For younger basketball fans, it's difficult to explain Ernie D. He was a six foot tall Italian kid with big floppy hair and he was probably the flashiest passer in the game at the time. Think about Pete Maravich, except as a pass-first point guard. Ernie D was one of the best passers I've ever seen -- maybe the best, but it's hard to compare, not too mention that when I was watching him in the NCAA tournament in 1973 I was 10 years old. Maybe a young Jason Kidd is the best analog. He led the NBA in assists per game as a rookie before his knee injury. He was eventually traded to the Lakers where I got a chance to watch him a bit more, but he just couldn't move on that knee. He retired in 1978 at the age 27, just four years removed from having won the Rookie of the Year. He tried to come back a couple of times after that -- he was in training camp with the Clippers in 1980 -- but couldn't do it.
So the winning streak was destined to happen without the injured DiGregorio. With Ernie D out, Smith took over a lot of the ballhandling duties while Ken Charles, Lee Winfield and Bob Weiss (who would eventually become an NBA coach, coaching the Clippers in 1993-1994) all got more minutes.
As if the loss of DiGregorio weren't enough, six games into the win streak McMillian was diagnosed with appendicitis. The resultant surgery had him out of the lineup for over a month, and now the Braves were missing two starters. So the 1974 winning streak was accomplished with one starter injured the entire time, and a second starter out for the final five wins.
Make no mistake, this win streak was about McAdoo. He led the league in scoring that season at 34.5 points per game on his way to the Most Valuable Player award. During the 11 game win streak he led the team in scoring in nine of the games, with Smith taking game-high honors in the other two.
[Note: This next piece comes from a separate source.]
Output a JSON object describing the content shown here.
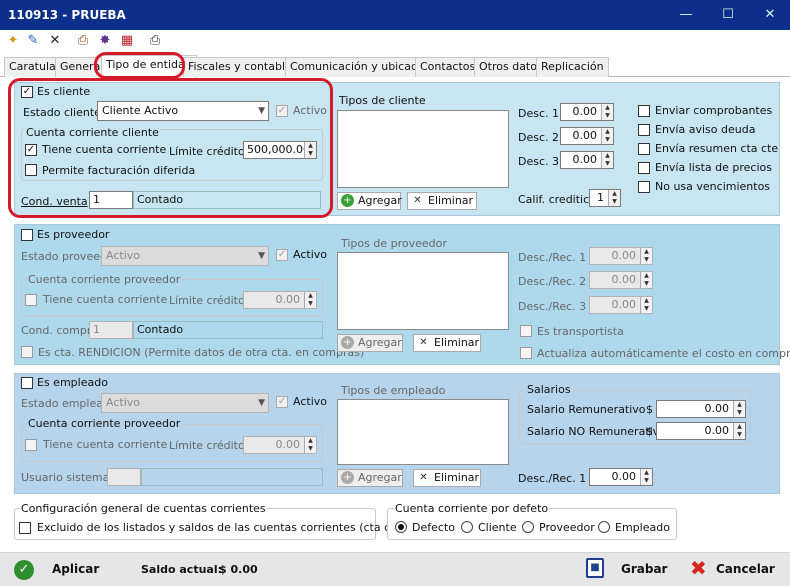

As has been the case for the Clippers, the Braves benefited from some friendly scheduling during their streak. Seven of the 11 wins came against teams that finished below .500 on the season, but the other games did include some very impressive scalps. The streak included road wins over the Boston Celtics (the game was actually played in Providence) and the Washington Bullets, who finished tied for the league's best record at 60-22 that season, and a home win over Rick Barry's Golden State Warriors who would go on to win the NBA championship.
The winning streak came to an end on November 24, 1974 in a two point loss to the Bulls in Chicago.
The 1974-75 Braves remain the high water mark for the franchise in many ways, but probably not for very much longer. Last year's Clippers beat their single season winning percentage, though not their win total because of the lockout. If this year's team doesn't win more than the 49 games of the 74-75 Braves I know we'll all be very disappointed, especially given where they are at this point. This could also, believe it or not, prove to be the first division title in franchise history (the Braves had the misfortune of playing in the Atlantic Division with the Celtics).
There's one mark that may be safe though. We're pretty sure that the Clippers have never had a lead over the Lakers larger than the seven game cushion they currently enjoy. However, 1974-75 happens to have been the worst season in Lakers history since they left Minneapolis and the best season in Clippers/Braves history until last year. In the final standings, the Braves were 49-33 while the Lakers were 30-52 -- a 19 game advantage for the Braves. The Braves and Lakers were of course in different Conferences in the 70s, but that 19 game advantage is clearly the largest ever enjoyed by the Clippers franchise over the Lakers franchise.